The state of Texas has delayed the execution of Jeffery Wood, who had been scheduled for final punishment on Wednesday, even though he was not the man who pulled the trigger during a 1996 robbery in which a Texas convenience store worker was killed. By a vote of 7-2, the Texas Court of Criminal Appeals delayed the execution by lethal injection of the 43-year-old man.
The decision by the Texas appeals court to delay the execution was released in a two-page opinion, in which Wood’s sentence of execution by lethal injection was described as based on the lies and sketchy science of now-discredited psychiatrist Dr. James Grigson, who, according to WFAA, is also known by the moniker “Dr. Death” because of how often he testifies in support of execution in capital murder cases. As reported by the Washington Post, the testimony involved an opinion by Grigson that Wood was a danger to public safety. In Texas, a person can only be sentenced to be executed if the jury unanimously agrees that the convicted person is a threat to society.
Troubling to many is the fact that Wood had once been found mentally incompetent to stand trial — so troubling, in fact, that his first execution date in 2008 was delayed by a federal judge. The delay was implemented in order to have Wood’s mental capacity tested to see if he even understood the reason why he would be executed. The tests resulted in Wood being declared competent.
Jared Tyler, attorney for Wood, asked the Texas Court of Criminal Appeals to delay the execution in July. He said today “the court did the right thing” by postponing the execution by lethal injection and sending Wood’s case back to the Kerrville, Kerr County, district court of Texas for further review.
The appeal of Wood’s sentence of execution claimed Grigson misled the jury in the case by not telling them he had been kicked out of the American Psychiatric Association in 1995. Grigson was discredited after an investigation conducted by the association’s board revealed that he had violated their practice with his method of predicting an accused capital murderer’s level of threat to society. WFAA cites from the appeal that three of the jurors who found Wood guilty of capital murder and, therefore, eligible for execution would have disregarded the testimony of the doctor had they known of his ouster.
Wood was given the sentence of execution by lethal injection after being convicted of capital murder. He was not inside of the convenience store at the time that 31-year-old Kriss Keeran was shot by Wood’s friend, Daniel Reneau, while robbing the store.
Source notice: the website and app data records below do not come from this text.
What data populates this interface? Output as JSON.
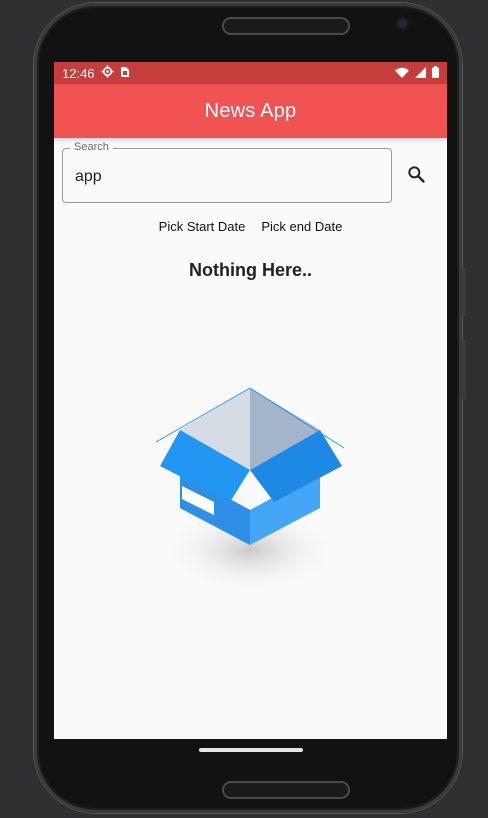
{
  "status_bar": {
    "time": "12:46"
  },
  "app_bar": {
    "title": "News App"
  },
  "search": {
    "label": "Search",
    "value": "app"
  },
  "date_buttons": {
    "start_label": "Pick Start Date",
    "end_label": "Pick end Date"
  },
  "empty_state": {
    "title": "Nothing Here.."
  },
  "colors": {
    "status_bar": "#c53d3d",
    "app_bar": "#f15252",
    "box_blue": "#2196f3",
    "box_light_blue": "#42a5f5",
    "box_top_gray": "#d5dce4",
    "box_top_dark": "#a3b5c8"
  },
  "icons": {
    "status": [
      "settings-icon",
      "sim-card-icon",
      "wifi-icon",
      "signal-icon",
      "battery-icon"
    ],
    "search": "search-icon",
    "illustration": "empty-box-icon"
  }
}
Wood was, in fact, waiting in the truck when Reneau shot the worker in the face. Due to what is called a law of parties under Texas felony murder law, every person who is involved in a capital murder is equally guilty, regardless of whether they were involved in the killing itself, or even knew the killing was going to take place. Under that mandate, Wood was sentenced to execution by lethal injection. The actual shooter, Reneau, was executed in 2002.
In a statement on Friday after the Texas court delayed the execution, Tyler said,
“Justice is not served by executing Mr. Wood, who was outside the building when it happened and who had no criminal history. Three former jurors have said they feel the government’s presentation to them of a discredited psychiatrist who predicted with certainty, and without evaluating Mr. Wood, that Mr. Wood would be criminally violent in the future was unfair…. The jurors no longer support a death sentence.”
Questions regarding the mental competence of the condemned man, as well as the trial in which he was sentenced to be executed, have swirled around the case on a national level. Republicans, normally in favor of capital punishment, have also spoken out against the sentence.
Prior to the court’s ruling to delay Wood’s death by lethal injection on Friday, Texas Republican and state Representative Jeff Leach said he was in the process of collecting signatures from both Democrats and Republicans on a request to commute Wood’s sentence of execution to a life sentence to be sent to the Texas Board of Pardon and Paroles this weekend. The board had already received a similar request by a Republican legislator.
Although Leach is still in favor of capital punishment, according to the Washington Post, and the Texas Legislature, controlled by Republicans, has historically quashed all efforts by Democrats to abolish the death penalty, he believes Wood does not deserve to be executed. Wood may still be executed for a murder in which he was sitting in a truck outside of the scene, but for now Texas has delayed the imposition of their final judgment.
Today in the life of Jeff Wood: a birthday, a stay of execution, and a chance to fight another day. https://t.co/xVFoktkLlH
— Sister Helen Prejean (@helenprejean) August 19, 2016
[Image via Shutterstock]